Do Opioid-Naïve THA and TKA Patients Have Different Narcotic Consumption Habits?

A retrospective study published in The Journal of Arthroplasty compared narcotic consumption habits between opioid-naïve total hip arthroplasty (THA) and total knee arthroplasty (TKA) patients.

“Total knee arthroplasty (TKA) is associated with increased risk of prolonged narcotic requirement compared to total hip arthroplasty (THA). This study aims to compare acute postoperative narcotic consumption between the two procedures and quantify amount of narcotics used by opioid prescribed,” explained the authors.

To do this, they surveyed THA and TKA patients between October 2017 and August 2019 four weeks after surgery to determine the amount and duration of opioids used, as well as whether they still needed narcotics.
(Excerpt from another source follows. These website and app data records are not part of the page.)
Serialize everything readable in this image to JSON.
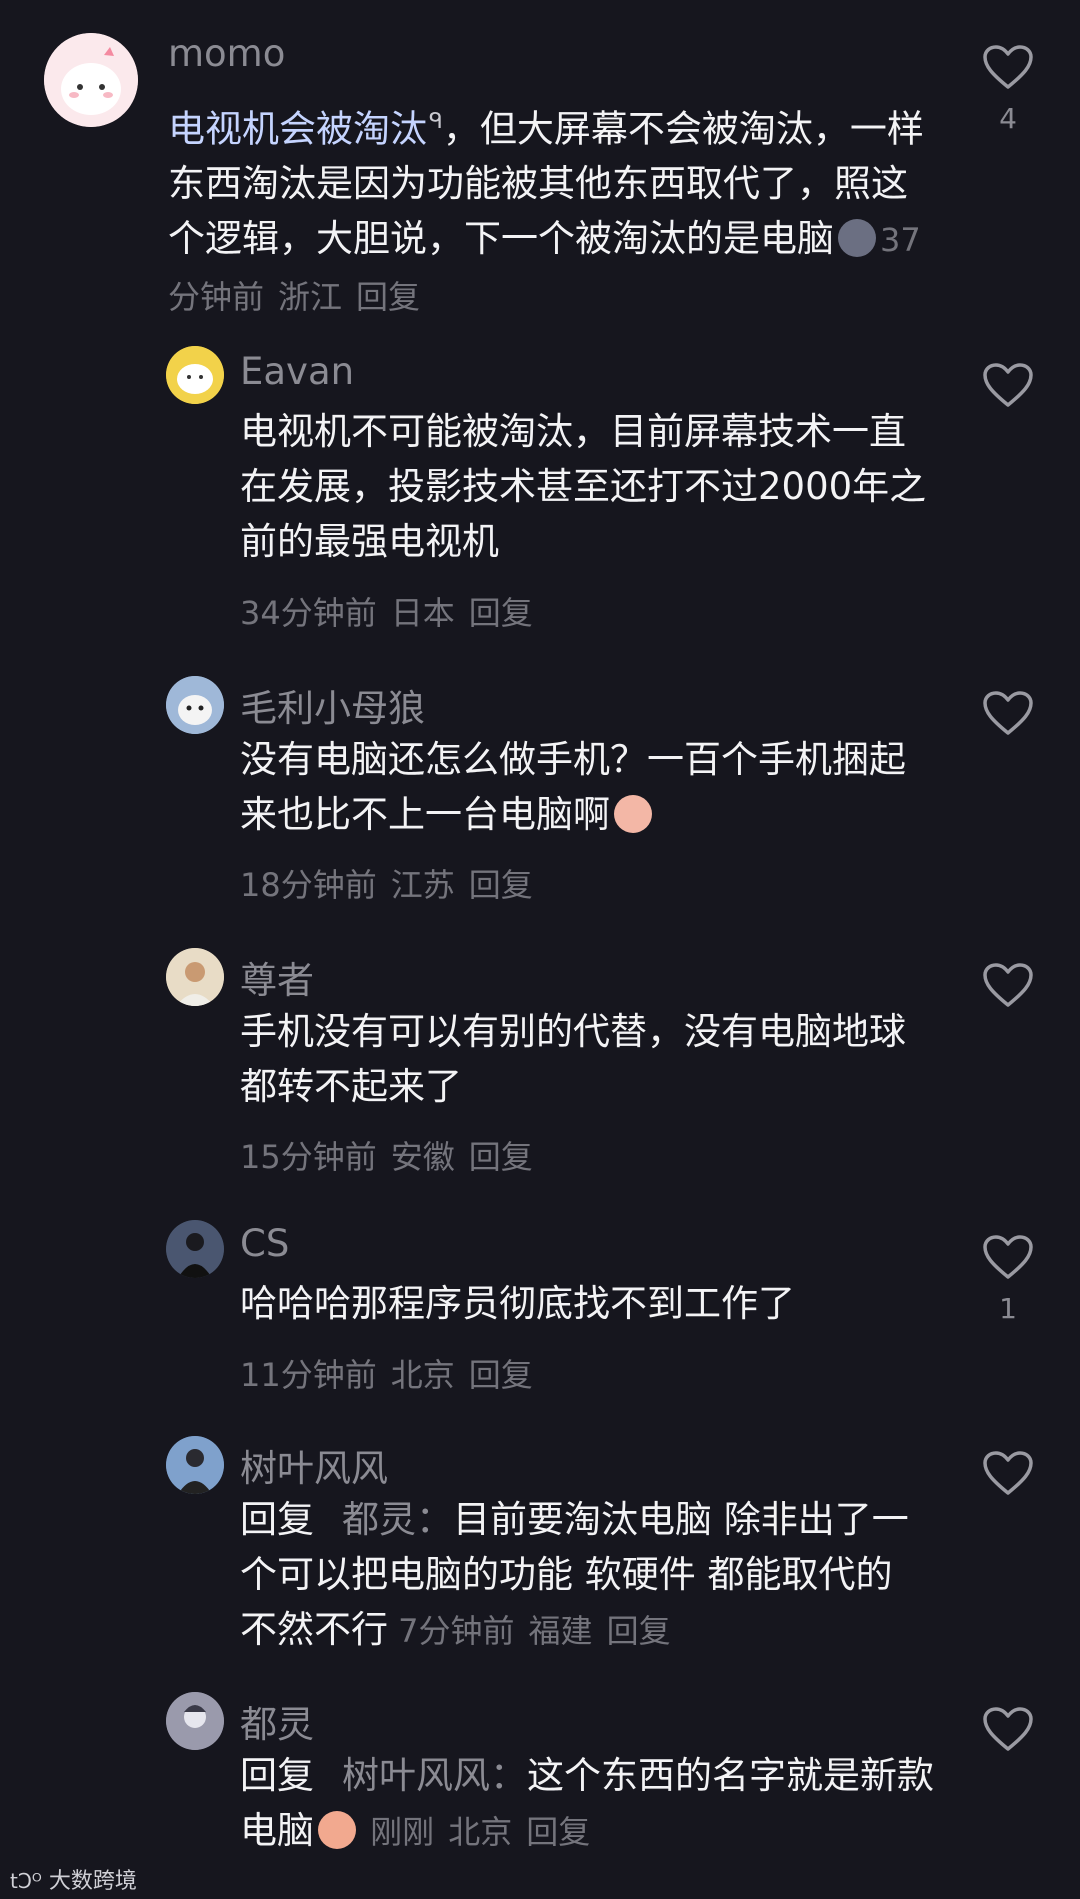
{
  "comments": [
    {
      "username": "momo",
      "text_link": "电视机会被淘汰",
      "text": "，但大屏幕不会被淘汰，一样东西淘汰是因为功能被其他东西取代了，照这个逻辑，大胆说，下一个被淘汰的是电脑",
      "time": "37分钟前",
      "location": "浙江",
      "reply_label": "回复",
      "likes": "4",
      "avatar_color": "#f6dfe4"
    },
    {
      "username": "Eavan",
      "text": "电视机不可能被淘汰，目前屏幕技术一直在发展，投影技术甚至还打不过2000年之前的最强电视机",
      "time": "34分钟前",
      "location": "日本",
      "reply_label": "回复",
      "avatar_color": "#f2d24a"
    },
    {
      "username": "毛利小母狼",
      "text": "没有电脑还怎么做手机？一百个手机捆起来也比不上一台电脑啊",
      "time": "18分钟前",
      "location": "江苏",
      "reply_label": "回复",
      "avatar_color": "#9fb8d8"
    },
    {
      "username": "尊者",
      "text": "手机没有可以有别的代替，没有电脑地球都转不起来了",
      "time": "15分钟前",
      "location": "安徽",
      "reply_label": "回复",
      "avatar_color": "#d8c9b0"
    },
    {
      "username": "CS",
      "text": "哈哈哈那程序员彻底找不到工作了",
      "time": "11分钟前",
      "location": "北京",
      "reply_label": "回复",
      "likes": "1",
      "avatar_color": "#3a4456"
    },
    {
      "username": "树叶风风",
      "reply_word": "回复",
      "reply_to": "都灵：",
      "text": "目前要淘汰电脑 除非出了一个可以把电脑的功能 软硬件 都能取代的 不然不行",
      "time": "7分钟前",
      "location": "福建",
      "reply_label": "回复",
      "avatar_color": "#6a8cb8"
    },
    {
      "username": "都灵",
      "reply_word": "回复",
      "reply_to": "树叶风风：",
      "text": "这个东西的名字就是新款电脑",
      "time": "刚刚",
      "location": "北京",
      "reply_label": "回复",
      "avatar_color": "#8e8ea0"
    }
  ],
  "watermark": "大数跨境"
}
There were 1,332 patients who classified themselves as opioid-naïve and underwent either THA (n=670) or TKA (n=662).

During the postoperative period, the total morphine equivalent dose (MED) was lower in the THA group than the TKA group (143 MED vs. 259 MED; P<0.001). Regardless of the specific opioid prescribed, THA patients had a shorter duration of use, lower total amount of pills consumed, and lower refill rates. At four-week follow-up, fewer THA patients required narcotics than TKA patients. For THA patients, a postoperative prescription of 45 pills of any one narcotic was enough for close to 90% of the group. For TKA patients, 60 pills was sufficient for more than 75% of patients.

“THA is associated with less total narcotic consumption, shorter duration of use, less refills, and lower likelihood of requiring narcotics at four-week follow up. Percentiles of total narcotics consumed are provided to promote judicious postoperative prescribing patterns, and one could consider further reducing narcotics when utilizing our protocol, particularly for THA patients,” summarized the study authors.
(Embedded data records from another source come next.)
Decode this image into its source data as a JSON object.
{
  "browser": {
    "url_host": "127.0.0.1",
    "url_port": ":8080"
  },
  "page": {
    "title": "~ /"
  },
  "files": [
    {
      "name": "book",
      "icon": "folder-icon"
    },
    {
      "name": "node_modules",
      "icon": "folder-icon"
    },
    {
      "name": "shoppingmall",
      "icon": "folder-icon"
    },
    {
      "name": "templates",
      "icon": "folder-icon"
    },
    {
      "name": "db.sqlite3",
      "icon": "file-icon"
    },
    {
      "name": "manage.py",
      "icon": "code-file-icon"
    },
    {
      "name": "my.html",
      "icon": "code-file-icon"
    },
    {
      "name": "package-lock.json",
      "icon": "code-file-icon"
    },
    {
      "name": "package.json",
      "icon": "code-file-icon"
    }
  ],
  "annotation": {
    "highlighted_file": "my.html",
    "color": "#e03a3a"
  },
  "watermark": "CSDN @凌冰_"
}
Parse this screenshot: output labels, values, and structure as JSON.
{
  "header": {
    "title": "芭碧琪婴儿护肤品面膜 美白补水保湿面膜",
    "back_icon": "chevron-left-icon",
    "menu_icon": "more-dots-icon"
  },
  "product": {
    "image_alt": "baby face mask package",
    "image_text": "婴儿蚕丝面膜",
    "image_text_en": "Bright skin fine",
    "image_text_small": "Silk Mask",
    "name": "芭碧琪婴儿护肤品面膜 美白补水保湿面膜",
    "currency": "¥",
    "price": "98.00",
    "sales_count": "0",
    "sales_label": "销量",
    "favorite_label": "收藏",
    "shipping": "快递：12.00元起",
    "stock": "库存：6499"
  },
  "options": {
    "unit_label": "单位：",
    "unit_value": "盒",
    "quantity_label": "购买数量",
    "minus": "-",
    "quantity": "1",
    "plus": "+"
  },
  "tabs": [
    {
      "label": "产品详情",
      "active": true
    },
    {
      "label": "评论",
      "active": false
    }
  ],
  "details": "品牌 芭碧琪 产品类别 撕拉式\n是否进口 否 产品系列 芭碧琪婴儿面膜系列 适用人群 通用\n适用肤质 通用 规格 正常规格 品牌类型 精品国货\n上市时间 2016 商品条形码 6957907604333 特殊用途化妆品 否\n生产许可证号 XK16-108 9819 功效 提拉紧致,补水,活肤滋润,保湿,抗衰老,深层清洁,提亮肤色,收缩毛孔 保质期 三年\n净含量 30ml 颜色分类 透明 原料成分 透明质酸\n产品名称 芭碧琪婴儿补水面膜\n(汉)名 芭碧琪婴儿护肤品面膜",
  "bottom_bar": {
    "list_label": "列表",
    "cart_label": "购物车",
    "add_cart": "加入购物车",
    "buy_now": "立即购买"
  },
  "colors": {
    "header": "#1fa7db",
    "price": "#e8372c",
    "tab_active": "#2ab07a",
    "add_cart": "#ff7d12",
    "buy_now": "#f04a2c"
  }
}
What About Outcomes for Preoperative Opioid Users?

A previous study found a correlation between preoperative opioid use and poorer total joint arthroplasty (TJA) outcomes.

The review therefore sought to evaluate how preoperative opioid use impacts patient-reported outcomes (PROs) in TJA patients. The study authors queried Ovid, Embase, Cochrane Library, Scopus, Web of Science Core Collection, and CINAHL for studies comparing preoperative and postoperative PROs in total knee arthroplasty (TKA) and total hip arthroplasty (THA) patients prescribed preoperative opioids to those without a prior prescription. The primary outcome was absolute and relative difference in PRO scores based on preoperative opioid exposure. The secondary outcomes included the prevalence of preoperative opioid use, the definition of preoperative opioid use, postoperative opioid rates based on preoperative use, and postoperative health services requirements. The final analysis included six retrospective cohort studies with a total of 7,356 TJA patients; follow-up ranged from a mean six months to 58 months.

Of the total patient cohort, 24.4% had a preoperative opioid prescription. In all six studies, these patients had worse absolute postoperative PROs. Five of the studies reported a smaller relative change in PRO score among preoperative opioid users compared to those without a preoperative prescription.

The study authors concluded that while preoperative opioid users who undergo TJA have worse outcomes compared to opioid-naïve patients, they still benefit from the surgery.